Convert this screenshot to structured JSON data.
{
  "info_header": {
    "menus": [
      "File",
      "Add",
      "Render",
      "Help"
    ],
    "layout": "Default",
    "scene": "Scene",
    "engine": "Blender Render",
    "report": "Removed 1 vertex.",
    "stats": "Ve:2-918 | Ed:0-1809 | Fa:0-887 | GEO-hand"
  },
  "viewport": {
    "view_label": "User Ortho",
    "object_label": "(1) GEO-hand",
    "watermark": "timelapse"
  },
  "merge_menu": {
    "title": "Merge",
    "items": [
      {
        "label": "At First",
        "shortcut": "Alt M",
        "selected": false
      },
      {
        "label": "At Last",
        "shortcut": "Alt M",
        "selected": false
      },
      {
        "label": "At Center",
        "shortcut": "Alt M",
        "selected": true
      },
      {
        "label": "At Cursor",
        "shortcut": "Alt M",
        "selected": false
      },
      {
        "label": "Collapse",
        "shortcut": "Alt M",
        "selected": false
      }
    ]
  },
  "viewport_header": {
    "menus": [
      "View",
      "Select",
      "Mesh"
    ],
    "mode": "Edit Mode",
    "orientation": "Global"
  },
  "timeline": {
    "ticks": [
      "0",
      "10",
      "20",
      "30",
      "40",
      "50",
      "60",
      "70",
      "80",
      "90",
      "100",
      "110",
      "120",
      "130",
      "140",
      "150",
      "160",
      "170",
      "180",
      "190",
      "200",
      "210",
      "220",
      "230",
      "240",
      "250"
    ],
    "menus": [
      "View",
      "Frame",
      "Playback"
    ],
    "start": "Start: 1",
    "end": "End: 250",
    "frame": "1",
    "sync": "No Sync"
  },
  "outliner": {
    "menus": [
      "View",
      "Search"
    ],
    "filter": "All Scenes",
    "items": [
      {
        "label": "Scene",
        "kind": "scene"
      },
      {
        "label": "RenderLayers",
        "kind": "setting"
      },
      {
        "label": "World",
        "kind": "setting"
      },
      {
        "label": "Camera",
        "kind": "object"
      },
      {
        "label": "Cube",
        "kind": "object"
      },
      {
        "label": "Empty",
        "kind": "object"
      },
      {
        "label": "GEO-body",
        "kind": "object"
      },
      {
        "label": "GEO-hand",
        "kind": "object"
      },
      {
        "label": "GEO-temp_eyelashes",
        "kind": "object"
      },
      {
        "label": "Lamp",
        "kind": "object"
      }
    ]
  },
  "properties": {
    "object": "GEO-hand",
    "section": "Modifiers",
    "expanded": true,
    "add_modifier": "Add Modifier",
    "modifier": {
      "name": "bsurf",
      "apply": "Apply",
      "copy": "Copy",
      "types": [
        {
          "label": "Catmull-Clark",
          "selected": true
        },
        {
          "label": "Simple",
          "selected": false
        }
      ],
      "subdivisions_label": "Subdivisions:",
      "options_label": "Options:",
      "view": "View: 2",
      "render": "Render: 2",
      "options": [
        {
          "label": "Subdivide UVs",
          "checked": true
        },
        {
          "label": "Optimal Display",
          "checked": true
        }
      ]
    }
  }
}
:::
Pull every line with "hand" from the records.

### [Your response]
    "stats": "Ve:2-918 | Ed:0-1809 | Fa:0-887 | GEO-hand"
    "object_label": "(1) GEO-hand",
        "label": "GEO-hand",
    "object": "GEO-hand",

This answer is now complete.